Each of the latter features several bands from the prime years of the British trad movement, providing early glimpses at some major names along with sessions by forgotten but worthy bands of the period. In exploring the British trad boom of the 1950s, one is struck by the sheer quantity of excellent (if sometimes now-obscure) recordings, and the variety which ranges from 1920s jazz and Chicago-style Dixieland dates to small-group swing and sessions that are closer to the music of Bunk Johnson and George Lewis.
Vol. 1 in this series focuses on Bobby Mickleburgh’s Bobcats, the Tony Short Trio, Cy Laurie, and the Christie Brothers Stompers. Mickleburgh was an exuberant trumpeter who leads a hard-driving sextet, pianist Short performs two numbers with a trio that includes clarinetist Pip Gaskell, the Johnny Dodds-inspired clarinetist Laurie is featured with two different groups (including rare titles from 1951 with a quartet that includes trumpeter Les Jowett), and the Christie Brothers Stompers (also from 1951) is represented by eight somewhat ragged ensemble-oriented numbers with the future star Ken Colyer on trumpet.

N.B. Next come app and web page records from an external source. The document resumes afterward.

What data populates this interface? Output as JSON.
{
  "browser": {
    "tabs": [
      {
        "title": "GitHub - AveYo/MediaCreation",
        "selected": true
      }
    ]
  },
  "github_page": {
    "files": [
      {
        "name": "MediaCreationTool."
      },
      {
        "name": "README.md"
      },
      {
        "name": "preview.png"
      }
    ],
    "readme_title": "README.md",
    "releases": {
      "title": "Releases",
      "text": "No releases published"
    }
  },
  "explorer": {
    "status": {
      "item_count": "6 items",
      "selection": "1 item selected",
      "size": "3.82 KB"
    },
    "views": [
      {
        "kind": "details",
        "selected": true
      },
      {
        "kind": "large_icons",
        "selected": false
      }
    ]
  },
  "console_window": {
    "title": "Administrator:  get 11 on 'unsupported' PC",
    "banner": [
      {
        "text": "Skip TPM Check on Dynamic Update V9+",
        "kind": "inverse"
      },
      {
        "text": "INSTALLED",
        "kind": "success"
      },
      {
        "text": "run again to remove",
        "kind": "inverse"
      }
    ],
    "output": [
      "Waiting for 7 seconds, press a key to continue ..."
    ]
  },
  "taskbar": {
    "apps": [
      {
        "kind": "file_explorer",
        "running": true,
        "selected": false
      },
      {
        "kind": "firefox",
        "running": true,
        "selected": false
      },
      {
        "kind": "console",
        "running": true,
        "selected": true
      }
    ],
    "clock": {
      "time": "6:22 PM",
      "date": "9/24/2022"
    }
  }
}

Vol. 2 has a variety of exciting numbers from clarinetist Brian Woolley’s Jazzmen, two more hot sessions from Mickleburgh’s Bobcats, four selections by cornetist Mick Gill’s Jazz Band, a version of “Eh La Bas” from the Crane River Jazz Band (which includes Colyer and clarinetist Monty Sunshine), and clarinetist Acker Bilk’s first studio session as a leader, a primitive set from 1955.
Vol. 3 has two more sessions by Bobby Mickleburgh’s Bobcats but one with the leader switching effectively to trombone. Also included are dates that give listeners early glimpses into the playing of clarinetist Sandy Brown, trumpeter Kenny Ball (on two numbers led by veteran trombonist George Chisholm), cornetist Humphrey Lyttelton (“Panama” from 1949), and cornetist Mike Daniels’ Delta Jazzmen.
Vol. 4 starts out with a particularly well-conceived session by trumpeter Les Jowett’s Jazz Seven that has inventive frameworks and very individual soloists. Also included are the first two studio sessions of the still-active trombonist Chris Barber along with spirited sets by the Second City Jazzmen and the Merseysippi Jazz Band.
Vol. 5 is one of the strongest CDs in the series with Kenny Ball heard on his first studio recordings as a leader, and early titles from singer George Melly, clarinetist Terry Lightfoot, Acker Bilk, and Chris Barber.
Because the Lake label has stopped releasing new sets, now is the time to fully explore that label’s impressive output before The Great Revival 1949-58 series and other CDs in their catalog become scarce.
The Great Revival Vol. 1 (Lake 134, 23 selections, TT = 76:51)
The Great Revival Vol. 2 (Lake 135, 24 selections, TT = 78:59)
The Great Revival Vol. 3 (Lake 136, 20 selections, TT = 75:15)
The Great Revival Vol. 4 (Lake 137, 19 selections, TT = 76:48)
The Great Revival Vol. 5 (Lake 158, 23 selections, TT = 66:18)